**Task to carry out**
The answer should be each line of the records that contains the word "Building"; please copy them all.
——————
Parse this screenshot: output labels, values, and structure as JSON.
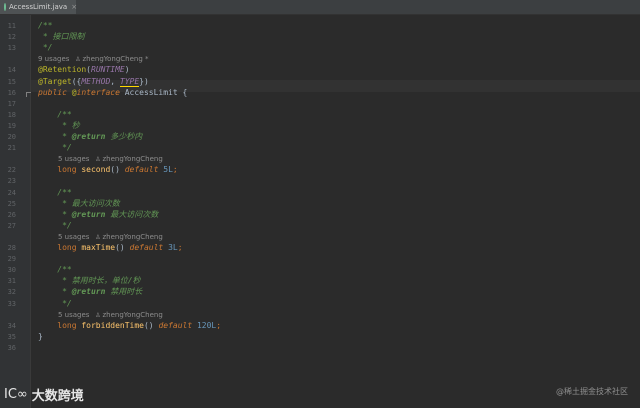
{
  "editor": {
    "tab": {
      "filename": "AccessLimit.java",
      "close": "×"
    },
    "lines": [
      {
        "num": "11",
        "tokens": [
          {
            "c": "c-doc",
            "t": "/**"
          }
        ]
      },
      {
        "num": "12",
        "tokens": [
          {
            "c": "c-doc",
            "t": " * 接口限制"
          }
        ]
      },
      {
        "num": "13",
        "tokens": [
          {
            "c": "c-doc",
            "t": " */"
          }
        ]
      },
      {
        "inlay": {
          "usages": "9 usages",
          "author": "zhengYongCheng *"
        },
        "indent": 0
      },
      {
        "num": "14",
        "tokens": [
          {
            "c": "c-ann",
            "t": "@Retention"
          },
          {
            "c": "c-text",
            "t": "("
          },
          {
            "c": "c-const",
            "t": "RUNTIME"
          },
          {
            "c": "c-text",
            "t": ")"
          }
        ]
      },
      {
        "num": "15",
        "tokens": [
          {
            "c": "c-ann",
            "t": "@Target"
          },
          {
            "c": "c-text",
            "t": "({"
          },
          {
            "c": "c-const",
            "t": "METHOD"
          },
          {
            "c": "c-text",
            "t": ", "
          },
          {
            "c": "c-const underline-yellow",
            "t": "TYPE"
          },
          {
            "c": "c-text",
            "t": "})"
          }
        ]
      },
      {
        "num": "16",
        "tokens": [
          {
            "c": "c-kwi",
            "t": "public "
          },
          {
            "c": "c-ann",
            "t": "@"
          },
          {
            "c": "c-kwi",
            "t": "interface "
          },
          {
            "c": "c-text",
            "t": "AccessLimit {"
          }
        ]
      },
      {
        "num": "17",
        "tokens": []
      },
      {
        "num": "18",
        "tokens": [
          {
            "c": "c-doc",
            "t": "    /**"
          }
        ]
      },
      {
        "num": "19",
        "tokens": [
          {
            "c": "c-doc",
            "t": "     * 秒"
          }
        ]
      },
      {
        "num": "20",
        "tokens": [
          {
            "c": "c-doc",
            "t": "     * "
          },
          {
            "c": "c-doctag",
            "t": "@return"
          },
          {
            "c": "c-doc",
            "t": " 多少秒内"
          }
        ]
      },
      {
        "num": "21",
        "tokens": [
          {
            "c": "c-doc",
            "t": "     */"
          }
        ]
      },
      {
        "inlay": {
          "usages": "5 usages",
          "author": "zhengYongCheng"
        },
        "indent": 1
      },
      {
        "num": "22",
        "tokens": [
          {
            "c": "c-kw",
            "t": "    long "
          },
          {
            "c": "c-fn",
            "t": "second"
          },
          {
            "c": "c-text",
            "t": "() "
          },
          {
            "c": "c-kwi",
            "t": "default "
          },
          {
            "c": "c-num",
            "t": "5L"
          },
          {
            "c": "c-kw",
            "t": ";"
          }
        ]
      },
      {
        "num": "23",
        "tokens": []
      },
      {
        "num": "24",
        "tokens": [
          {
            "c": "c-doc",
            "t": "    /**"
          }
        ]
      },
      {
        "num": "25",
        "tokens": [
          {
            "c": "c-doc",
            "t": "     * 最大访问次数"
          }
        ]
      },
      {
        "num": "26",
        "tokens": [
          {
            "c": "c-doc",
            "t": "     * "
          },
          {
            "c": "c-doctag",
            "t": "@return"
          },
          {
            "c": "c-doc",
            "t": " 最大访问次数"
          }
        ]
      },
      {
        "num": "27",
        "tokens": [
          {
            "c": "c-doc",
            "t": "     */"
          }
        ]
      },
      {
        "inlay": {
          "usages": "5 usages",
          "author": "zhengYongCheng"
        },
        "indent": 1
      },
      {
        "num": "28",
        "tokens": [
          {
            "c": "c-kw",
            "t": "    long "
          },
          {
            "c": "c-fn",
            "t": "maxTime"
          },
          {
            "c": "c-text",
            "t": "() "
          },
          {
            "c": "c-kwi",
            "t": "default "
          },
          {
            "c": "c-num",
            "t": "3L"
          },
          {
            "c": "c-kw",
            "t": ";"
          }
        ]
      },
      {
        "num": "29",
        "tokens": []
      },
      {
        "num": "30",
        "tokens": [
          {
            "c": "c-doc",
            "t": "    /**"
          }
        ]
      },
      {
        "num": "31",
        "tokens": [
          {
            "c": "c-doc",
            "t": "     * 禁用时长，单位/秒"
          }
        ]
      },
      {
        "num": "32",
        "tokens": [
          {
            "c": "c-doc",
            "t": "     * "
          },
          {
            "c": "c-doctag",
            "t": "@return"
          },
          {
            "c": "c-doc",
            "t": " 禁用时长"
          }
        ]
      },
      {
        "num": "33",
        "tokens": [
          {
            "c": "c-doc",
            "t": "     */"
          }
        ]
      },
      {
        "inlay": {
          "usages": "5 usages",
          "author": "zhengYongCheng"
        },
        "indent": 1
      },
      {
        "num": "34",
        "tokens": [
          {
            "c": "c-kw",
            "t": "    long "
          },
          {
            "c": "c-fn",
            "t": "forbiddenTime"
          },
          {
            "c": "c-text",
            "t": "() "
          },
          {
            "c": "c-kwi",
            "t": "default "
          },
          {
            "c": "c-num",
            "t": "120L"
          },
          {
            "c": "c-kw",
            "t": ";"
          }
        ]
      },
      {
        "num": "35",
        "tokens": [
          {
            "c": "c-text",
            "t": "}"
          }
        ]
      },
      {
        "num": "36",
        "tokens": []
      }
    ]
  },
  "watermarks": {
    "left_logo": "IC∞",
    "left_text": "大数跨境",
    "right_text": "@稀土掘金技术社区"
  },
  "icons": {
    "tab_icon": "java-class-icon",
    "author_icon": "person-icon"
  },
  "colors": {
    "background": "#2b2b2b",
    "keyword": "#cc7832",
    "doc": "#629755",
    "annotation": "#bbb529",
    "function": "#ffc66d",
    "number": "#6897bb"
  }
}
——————
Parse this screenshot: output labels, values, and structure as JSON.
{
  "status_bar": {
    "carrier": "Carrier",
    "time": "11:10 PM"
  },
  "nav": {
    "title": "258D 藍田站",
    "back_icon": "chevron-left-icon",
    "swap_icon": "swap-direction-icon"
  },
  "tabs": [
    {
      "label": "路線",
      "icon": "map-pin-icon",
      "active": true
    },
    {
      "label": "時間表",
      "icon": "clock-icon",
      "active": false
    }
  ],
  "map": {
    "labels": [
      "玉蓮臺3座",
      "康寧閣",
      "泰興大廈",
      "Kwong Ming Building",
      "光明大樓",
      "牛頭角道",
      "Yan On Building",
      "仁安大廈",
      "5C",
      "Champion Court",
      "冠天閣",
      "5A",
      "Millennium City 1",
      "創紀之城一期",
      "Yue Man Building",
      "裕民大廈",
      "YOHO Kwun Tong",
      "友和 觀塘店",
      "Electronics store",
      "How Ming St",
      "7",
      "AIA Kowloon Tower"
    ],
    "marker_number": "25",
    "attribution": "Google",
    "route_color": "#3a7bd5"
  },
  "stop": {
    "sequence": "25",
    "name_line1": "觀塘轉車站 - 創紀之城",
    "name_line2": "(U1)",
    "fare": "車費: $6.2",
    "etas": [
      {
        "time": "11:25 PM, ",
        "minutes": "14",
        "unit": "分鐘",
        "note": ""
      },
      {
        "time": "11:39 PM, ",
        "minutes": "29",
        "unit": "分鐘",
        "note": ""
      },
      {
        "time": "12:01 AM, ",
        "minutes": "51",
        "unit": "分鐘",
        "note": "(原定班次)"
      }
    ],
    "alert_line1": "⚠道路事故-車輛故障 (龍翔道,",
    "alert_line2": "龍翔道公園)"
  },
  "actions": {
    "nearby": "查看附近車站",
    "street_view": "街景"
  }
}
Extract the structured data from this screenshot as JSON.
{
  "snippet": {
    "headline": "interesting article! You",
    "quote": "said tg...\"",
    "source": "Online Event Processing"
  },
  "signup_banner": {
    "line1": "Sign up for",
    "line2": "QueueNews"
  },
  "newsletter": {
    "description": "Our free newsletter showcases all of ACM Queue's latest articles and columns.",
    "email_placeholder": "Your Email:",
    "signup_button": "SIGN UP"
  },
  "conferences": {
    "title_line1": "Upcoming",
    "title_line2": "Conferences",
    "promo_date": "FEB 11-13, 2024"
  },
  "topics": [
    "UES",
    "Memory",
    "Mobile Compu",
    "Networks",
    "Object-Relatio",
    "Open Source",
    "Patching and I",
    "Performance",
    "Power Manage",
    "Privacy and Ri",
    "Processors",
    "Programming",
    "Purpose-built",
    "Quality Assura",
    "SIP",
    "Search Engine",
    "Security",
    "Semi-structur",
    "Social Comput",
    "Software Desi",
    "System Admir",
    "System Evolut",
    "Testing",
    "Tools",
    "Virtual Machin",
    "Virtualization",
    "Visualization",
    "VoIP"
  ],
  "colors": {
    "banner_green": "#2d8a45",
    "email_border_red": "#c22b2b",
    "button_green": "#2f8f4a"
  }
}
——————
**Written answer**
      "Kwong Ming Building",
      "Yan On Building",
      "Yue Man Building",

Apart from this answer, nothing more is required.